By Richard Bell
Memory Lane Heritage Village is closing in on its fundraising goal to make it the first museum in Nova Scotia, and maybe the first in all of Canada, to get all of its electricity from onsite solar panels.
Why is a heritage society so excited about a solar project? “We’ve always had a Green policy,” explained Executive Director Thea Wilson-Hammond. “Minimizing waste and being mindful of the resources we’re using, being economical wherever possible, is all very much in keeping with the time period of the 1940s. During WWII, Canadians mobilized to do all kinds of things to reduce energy use, exactly the kind of mentality we need to deal with the environmental challenges today.”
They got interested in going solar after a board member attended a Solar City presentation at the nearby Deanery Project two years ago. Solar City is an HRM-sponsored program to encourage people to install solar electricity and solar heating. Basically the program finances the capital cost of the equipment, which users then pay back over time from the savings in their energy cost—a kind of renewable energy equipment mortgage.
They are well on the way to raising the $79,000 for the project, which will include both solar panels and a number of energy reduction changes around the site. The province has provided the first $50,000, and Memory Lane is running an online fundraising campaign as well. The system will generate 33-34,000 kWh/year, roughly equal to estimates of the annual power consumption of Memory Lane once all the energy-saving measures are in place. There will be 62 panels on the roof of an auxiliary building, with direct metering into the Nova Scotia Power grid. When the system is producing a surplus, the excess power goes into the grid, and Memory Lane gets a credit.
“We are aiming to get close to 100% of our electricity from solar,” Wilson-Hammond said. “We used to have both an electric hot water heater and a propane hot water heater, to deal with the hot water demands of our kitchen dish washer. We took all that out, and put in an on-demand industrial propane here. The carbon footprint is much lower, especially since Nova Scotia is burning so much coal to make electricity. We’ve also taken out all the baseboard electric heaters, and put in high-efficiency heat pumps in the store and the cookhouse. And we’ve been insulating everything.”
Wilson-Hammond did point out that their goal would be easier to meet because they are not open to the public in the wintertime. “In the winter, we’re only heading one building and a couple of storage spaces.
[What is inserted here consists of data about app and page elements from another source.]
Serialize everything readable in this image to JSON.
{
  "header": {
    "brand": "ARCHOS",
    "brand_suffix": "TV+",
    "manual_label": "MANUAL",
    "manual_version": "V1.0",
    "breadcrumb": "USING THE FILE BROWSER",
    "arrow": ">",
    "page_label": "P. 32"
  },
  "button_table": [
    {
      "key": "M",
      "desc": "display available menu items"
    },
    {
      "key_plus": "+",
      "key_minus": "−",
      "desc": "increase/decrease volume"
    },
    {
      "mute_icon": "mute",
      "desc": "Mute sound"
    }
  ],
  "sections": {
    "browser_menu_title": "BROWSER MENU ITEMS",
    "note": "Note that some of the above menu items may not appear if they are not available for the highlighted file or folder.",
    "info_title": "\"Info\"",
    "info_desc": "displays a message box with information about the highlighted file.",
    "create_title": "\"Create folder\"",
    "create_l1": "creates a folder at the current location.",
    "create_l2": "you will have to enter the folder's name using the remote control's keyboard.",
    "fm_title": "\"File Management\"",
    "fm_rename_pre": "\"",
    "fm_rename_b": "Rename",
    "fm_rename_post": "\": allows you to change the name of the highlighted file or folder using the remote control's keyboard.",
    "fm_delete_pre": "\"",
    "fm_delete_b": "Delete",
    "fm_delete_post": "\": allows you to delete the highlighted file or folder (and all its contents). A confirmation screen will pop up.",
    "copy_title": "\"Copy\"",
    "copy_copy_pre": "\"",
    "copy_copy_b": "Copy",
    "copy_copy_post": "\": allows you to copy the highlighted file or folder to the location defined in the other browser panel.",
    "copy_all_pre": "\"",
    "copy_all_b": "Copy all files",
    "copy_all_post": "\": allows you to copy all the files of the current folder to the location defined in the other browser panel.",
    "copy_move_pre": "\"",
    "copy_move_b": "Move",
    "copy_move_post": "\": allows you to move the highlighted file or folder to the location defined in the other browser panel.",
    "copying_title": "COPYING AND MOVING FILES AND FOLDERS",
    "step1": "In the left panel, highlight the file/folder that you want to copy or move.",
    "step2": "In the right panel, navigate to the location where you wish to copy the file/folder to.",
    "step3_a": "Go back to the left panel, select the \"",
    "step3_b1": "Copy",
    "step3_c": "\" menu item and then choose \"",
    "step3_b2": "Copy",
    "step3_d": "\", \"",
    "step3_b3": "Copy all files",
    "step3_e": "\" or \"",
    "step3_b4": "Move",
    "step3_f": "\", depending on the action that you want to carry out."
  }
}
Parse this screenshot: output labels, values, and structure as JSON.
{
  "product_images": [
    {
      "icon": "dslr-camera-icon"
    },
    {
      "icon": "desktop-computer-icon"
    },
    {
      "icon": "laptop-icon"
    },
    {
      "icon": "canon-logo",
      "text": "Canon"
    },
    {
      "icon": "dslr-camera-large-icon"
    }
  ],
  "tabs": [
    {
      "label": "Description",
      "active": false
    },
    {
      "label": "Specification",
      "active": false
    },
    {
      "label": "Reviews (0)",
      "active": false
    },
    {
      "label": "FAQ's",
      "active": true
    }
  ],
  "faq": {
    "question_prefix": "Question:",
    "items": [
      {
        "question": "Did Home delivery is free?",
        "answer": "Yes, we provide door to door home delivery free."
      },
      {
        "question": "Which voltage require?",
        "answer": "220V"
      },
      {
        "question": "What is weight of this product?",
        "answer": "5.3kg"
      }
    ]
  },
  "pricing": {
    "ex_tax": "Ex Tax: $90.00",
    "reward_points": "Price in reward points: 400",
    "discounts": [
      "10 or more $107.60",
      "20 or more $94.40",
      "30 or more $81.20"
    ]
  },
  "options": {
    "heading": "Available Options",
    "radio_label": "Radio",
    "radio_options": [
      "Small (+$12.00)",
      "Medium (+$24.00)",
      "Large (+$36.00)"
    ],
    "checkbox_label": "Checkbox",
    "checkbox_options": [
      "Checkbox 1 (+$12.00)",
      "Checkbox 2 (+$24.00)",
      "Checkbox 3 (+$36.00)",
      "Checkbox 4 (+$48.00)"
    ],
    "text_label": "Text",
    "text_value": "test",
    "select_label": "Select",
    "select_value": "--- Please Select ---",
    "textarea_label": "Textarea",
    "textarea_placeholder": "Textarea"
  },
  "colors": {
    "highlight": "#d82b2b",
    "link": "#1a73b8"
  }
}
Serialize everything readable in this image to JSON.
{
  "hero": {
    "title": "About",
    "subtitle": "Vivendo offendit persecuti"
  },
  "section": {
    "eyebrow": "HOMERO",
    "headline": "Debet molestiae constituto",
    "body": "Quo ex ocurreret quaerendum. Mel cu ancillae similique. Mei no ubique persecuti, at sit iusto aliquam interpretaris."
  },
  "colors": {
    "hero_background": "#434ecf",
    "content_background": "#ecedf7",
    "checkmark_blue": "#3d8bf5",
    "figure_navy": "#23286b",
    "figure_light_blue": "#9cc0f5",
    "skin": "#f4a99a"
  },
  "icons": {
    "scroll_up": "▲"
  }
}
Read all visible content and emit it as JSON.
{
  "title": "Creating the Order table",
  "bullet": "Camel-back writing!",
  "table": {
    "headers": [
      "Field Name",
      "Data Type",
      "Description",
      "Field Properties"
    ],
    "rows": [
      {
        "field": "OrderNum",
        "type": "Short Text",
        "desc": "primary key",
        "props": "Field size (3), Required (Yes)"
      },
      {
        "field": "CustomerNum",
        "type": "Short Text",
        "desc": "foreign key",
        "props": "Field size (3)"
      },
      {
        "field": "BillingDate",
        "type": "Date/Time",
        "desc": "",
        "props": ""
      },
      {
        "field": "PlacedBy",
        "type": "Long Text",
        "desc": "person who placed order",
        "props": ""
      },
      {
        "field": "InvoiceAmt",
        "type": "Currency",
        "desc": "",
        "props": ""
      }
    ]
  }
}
If we had to heat all our other buildings, we wouldn’t be able to do quite as well.”